Secretary of State Hillary Rodham Clinton said on Tuesday that Syrian insurgents fighting to topple President Bashar Assad were making territorial gains that would eventually become havens for "further actions by the opposition."
Clinton also said the United States, which has pledged to provide nonlethal aid to the Syrian insurgency, would work closely with the rebels, an indication that the United States might take a more active role as they secure swaths of Syrian territory. She also reiterated her call on Assad to start a political transition and vacate power.
Clinton's remarks, made in Washington, strongly suggested that the United States sees rebel momentum increasing in the 17-month-old uprising against Assad. She spoke as new evidence of fracturing in his government emerged, with the defection of its ambassador to Cyprus, Lamia al-Hariri, reported by Arab satellite channels. Al-Hariri's defection would make her the second ambassador to abandon Assad in the past two weeks. The first was his ambassador to Iraq.
The appearance of a shift in the momentum favoring the insurgents first emerged last week, when they assassinated key Assad security leaders with a bombing in the heart of Damascus. They also tied down Syrian forces in the capital, seized two border posts on the frontier with Iraq and have been fighting the army for days in Aleppo, Syria's second-largest city and a support base for Assad.

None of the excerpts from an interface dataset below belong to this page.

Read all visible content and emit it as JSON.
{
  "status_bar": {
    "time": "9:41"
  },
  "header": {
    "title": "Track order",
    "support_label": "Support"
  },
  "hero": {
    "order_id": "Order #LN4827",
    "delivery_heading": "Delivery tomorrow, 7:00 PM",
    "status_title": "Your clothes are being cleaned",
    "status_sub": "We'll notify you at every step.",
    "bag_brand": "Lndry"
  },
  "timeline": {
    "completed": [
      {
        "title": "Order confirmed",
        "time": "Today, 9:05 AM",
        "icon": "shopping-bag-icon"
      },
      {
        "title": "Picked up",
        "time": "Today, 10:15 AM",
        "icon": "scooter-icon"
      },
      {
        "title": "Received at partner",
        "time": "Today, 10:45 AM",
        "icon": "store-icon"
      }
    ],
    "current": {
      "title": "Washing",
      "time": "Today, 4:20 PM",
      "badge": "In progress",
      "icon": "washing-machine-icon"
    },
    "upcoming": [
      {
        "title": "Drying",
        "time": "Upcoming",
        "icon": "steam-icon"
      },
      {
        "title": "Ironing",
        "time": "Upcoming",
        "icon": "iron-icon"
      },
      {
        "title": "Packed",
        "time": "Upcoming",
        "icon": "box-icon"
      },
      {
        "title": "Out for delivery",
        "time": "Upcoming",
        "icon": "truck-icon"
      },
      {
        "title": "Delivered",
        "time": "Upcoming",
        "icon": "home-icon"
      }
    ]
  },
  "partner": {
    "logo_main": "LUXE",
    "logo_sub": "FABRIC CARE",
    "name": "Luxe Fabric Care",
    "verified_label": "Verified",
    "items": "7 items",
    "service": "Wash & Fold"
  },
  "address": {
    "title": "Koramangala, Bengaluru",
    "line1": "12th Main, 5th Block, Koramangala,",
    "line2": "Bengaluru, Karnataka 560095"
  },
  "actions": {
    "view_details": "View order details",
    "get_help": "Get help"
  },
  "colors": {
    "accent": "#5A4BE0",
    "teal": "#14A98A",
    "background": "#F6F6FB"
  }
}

"We have to work closely with the opposition because more and more territory is being taken and it will, eventually, result in a safe haven inside Syria, which will then provide a base for further actions by the opposition," Clinton told reporters.
There were conflicting accounts on Tuesday of the fighting in Aleppo. A BBC correspondent, Ian Pannell, said in a Twitter post that Syrian forces had bombed Aleppo's eastern areas with fighter jets. If confirmed, the use of warplanes would signify an escalation by the Syrian government in its effort to crush armed resistance. But Pannell did not say whether he saw the aircraft, and others in Aleppo did not corroborate his assertion.
Fadi Salem, an Aleppo resident reached by telephone from Beirut, reported helicopters but no fighter jets. "I would say if there was one I would have heard it," said Salem, an academic.
Unarmed U.N. monitors, whose operations were suspended more than a month ago because of the combat dangers, have observed Syrian helicopter gunships in fighting with Syrian rebels but not the use of warplanes. The fighting in Aleppo, which entered its sixth day on Tuesday, is considered significant because of the city's allegiance to Assad's ruling Alawite sect. Analysts have said Aleppo's loss would be a significant victory for the insurgents, who are mostly members of Syria's Sunni majority.
Salem said families with children stood on street corners on Tuesday morning, pointing at the many helicopters circulating and occasionally firing in the distance. But as the sound of fighting widened to other neighborhoods around the central, old part of Aleppo, residents gradually withdrew indoors and life ground to a halt. The old city was completely shut down.
"People are still in shock that this is happening," Salem said. "They thought it would be limited to one neighborhood, but it is growing in size to other neighborhoods."